For affected taxpayers, Notice 2020-65 originally postponed the due date for the withholding and repayment of the applicable taxes until the period beginning on January 1, 2021, and ending on April 30, 2021.
The guidance also provided that the amount of such wages or compensation paid for a bi-weekly pay period must be less than the threshold amount of $4,000, or the equivalent threshold amount with respect to other pay periods.
The CAA requires the IRS to ensure that Notice 2020-65 is now applied by substituting “December 31, 2021,” for “April 30, 2021,” and by substituting “January 1, 2022,” for “May 1, 2021,” in each place it appears. In response, the relief provided by Notice 2020-65 is modified as follows:
For Affected Taxpayers, the due date for the withholding and payment of Applicable Taxes is postponed until the period beginning on January 1, 2021, and ending on December 31, 2021.
Thus, the due date for deferred applicable taxes to be repaid has now been extended from April 30, 2021, to December 31, 2021. Interest, penalties and additions to tax will begin to accrue on January 1, 2022, for any unpaid applicable taxes.

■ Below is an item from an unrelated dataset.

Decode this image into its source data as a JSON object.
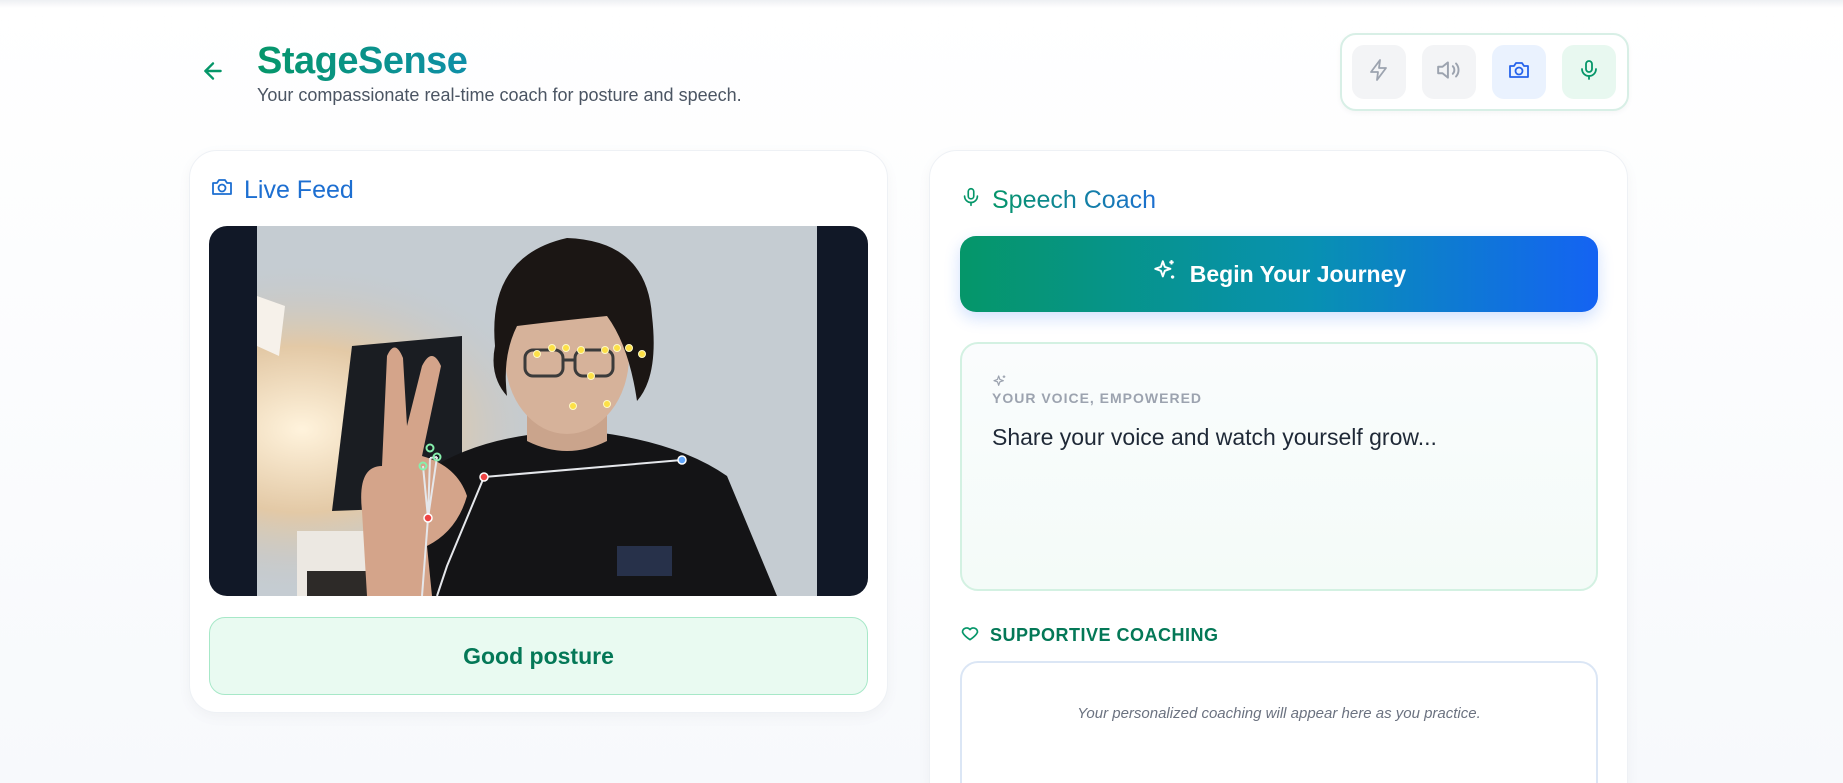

Because December 31, 2021, is a legal holiday, payments made on January 3, 2022 (the next day that’s not a Saturday, Sunday or legal holiday) will be considered timely. Interest and penalties still begin to accrue on January 1, 2022, if payments aren’t made by January 3, 2022.
An affected taxpayer may, if necessary, arrange to otherwise collect the total applicable taxes from an employee. Presumably, this “if necessary” rule covers a situation in which an employee leaves an affected taxpayer’s employment before the full amount of applicable taxes are withheld.
If your organization opted to avail itself of the payroll tax deferral (it was not required), the newly extended deadline likely comes as welcome relief.